Requirement: Check every line of the data for the word "icon", and copy those that have it.

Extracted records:
^^^^^^^^^^^^^^^^

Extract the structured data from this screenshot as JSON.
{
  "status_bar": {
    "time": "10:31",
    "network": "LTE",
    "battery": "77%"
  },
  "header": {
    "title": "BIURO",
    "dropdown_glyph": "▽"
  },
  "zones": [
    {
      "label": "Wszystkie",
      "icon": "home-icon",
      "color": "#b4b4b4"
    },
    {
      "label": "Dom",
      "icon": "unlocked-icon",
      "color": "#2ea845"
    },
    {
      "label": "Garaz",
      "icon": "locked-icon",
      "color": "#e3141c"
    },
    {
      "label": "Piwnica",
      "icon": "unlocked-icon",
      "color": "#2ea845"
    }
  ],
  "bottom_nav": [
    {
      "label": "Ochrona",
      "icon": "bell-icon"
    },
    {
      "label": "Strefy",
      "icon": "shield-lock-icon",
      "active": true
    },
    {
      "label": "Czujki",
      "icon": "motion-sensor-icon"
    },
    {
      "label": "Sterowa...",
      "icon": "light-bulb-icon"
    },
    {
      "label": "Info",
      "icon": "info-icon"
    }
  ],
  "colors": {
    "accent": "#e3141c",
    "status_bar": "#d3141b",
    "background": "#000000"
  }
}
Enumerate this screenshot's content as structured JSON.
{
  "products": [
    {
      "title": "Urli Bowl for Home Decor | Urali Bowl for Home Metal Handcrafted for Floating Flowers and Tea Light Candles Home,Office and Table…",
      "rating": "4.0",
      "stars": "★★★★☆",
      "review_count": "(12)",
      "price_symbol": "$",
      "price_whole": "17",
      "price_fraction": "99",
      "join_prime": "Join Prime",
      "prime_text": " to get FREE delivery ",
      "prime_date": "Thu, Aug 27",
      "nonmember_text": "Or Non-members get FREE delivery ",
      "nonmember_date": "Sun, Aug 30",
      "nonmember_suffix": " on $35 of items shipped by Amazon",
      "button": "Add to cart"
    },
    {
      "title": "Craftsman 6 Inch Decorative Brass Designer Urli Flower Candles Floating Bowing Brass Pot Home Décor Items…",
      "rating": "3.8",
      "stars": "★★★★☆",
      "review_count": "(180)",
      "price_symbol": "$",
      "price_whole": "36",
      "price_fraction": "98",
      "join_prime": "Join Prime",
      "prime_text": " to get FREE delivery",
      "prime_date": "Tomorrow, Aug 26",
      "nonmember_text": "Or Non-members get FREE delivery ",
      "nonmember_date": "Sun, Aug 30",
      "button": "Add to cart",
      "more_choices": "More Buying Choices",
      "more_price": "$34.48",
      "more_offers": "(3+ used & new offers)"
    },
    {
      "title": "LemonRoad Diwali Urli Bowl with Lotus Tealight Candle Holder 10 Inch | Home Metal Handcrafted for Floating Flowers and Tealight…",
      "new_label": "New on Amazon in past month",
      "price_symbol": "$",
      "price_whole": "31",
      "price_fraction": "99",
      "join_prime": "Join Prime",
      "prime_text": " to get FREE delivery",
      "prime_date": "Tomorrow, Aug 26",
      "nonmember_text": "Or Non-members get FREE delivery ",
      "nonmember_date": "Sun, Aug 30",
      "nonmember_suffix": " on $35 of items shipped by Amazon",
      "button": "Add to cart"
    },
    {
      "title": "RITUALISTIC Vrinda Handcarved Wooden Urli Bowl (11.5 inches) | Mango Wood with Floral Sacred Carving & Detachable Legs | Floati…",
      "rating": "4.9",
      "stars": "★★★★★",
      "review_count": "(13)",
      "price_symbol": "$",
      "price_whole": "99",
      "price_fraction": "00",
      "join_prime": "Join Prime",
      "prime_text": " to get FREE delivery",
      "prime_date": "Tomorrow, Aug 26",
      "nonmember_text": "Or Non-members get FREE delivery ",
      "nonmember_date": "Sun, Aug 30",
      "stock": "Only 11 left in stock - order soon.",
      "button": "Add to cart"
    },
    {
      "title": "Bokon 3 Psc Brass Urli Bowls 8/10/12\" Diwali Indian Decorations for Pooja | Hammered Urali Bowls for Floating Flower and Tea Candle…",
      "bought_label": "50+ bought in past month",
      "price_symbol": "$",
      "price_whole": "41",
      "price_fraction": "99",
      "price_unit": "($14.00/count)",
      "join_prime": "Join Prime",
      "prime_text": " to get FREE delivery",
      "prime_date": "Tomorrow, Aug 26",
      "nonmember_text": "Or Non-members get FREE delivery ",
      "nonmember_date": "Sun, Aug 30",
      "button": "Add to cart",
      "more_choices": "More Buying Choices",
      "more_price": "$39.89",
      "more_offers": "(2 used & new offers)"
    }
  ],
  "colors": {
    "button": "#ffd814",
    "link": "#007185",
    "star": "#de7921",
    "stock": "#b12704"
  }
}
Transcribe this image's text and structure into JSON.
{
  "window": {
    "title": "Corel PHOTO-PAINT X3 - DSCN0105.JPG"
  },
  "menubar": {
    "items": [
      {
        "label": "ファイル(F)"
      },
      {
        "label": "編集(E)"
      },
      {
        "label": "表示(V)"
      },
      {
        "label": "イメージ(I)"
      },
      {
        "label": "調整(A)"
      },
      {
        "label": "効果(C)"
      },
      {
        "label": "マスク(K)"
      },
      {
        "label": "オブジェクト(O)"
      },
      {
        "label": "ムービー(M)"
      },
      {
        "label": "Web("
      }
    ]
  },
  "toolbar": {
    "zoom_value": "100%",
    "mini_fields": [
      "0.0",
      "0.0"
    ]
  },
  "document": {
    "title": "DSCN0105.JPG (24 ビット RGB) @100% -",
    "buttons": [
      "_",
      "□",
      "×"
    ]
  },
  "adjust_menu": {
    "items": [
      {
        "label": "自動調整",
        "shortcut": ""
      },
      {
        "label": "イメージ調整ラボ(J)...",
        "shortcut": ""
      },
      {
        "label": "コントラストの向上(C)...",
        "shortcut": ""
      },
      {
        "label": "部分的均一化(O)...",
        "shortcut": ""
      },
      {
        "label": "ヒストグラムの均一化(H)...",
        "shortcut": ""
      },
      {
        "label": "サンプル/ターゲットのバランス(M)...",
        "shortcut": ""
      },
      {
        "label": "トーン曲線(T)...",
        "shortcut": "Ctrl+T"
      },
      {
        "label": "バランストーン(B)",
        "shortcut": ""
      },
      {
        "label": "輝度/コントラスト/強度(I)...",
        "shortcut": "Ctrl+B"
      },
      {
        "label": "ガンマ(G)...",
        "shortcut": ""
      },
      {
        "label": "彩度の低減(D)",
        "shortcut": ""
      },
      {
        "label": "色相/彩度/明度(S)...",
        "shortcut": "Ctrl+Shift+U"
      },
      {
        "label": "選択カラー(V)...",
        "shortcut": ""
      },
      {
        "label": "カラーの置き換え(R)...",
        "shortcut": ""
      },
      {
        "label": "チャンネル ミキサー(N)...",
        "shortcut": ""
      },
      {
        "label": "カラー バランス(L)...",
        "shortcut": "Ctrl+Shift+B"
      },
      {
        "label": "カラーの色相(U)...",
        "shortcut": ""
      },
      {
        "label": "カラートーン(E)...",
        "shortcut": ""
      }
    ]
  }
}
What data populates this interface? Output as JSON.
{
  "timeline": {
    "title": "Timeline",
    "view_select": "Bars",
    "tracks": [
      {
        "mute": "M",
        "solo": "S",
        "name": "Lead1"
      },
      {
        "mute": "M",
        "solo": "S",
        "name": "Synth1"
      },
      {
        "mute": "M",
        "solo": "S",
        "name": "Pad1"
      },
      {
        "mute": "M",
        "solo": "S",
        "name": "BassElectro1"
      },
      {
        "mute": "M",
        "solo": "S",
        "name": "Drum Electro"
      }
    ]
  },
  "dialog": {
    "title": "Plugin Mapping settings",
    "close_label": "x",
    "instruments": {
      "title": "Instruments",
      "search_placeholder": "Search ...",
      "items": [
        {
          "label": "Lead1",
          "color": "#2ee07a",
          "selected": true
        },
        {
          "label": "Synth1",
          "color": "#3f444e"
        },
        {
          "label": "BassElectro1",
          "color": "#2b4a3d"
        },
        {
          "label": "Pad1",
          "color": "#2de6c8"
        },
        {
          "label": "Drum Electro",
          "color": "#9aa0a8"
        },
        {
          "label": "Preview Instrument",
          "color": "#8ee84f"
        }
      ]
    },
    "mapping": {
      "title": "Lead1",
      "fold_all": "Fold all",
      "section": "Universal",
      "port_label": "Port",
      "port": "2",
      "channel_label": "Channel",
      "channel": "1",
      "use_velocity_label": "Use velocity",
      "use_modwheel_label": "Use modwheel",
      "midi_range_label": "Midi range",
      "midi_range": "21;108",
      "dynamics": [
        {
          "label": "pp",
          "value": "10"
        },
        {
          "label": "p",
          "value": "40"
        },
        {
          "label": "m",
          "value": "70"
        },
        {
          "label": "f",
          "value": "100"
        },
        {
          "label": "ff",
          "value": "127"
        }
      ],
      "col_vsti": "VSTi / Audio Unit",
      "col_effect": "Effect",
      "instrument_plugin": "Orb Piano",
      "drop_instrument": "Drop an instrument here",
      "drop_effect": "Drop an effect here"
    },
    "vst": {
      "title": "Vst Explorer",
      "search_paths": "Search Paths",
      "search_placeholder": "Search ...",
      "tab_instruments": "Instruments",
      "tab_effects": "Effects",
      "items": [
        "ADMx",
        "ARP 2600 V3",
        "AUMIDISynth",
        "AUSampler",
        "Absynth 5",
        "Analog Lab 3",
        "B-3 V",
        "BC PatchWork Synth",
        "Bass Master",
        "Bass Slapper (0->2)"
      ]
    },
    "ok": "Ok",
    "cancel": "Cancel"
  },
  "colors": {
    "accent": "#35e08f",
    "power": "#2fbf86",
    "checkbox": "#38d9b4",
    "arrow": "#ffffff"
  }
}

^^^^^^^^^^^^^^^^

Result of this task:
      "icon": "home-icon",
      "icon": "unlocked-icon",
      "icon": "locked-icon",
      "icon": "unlocked-icon",
      "icon": "bell-icon"
      "icon": "shield-lock-icon",
      "icon": "motion-sensor-icon"
      "icon": "light-bulb-icon"
      "icon": "info-icon"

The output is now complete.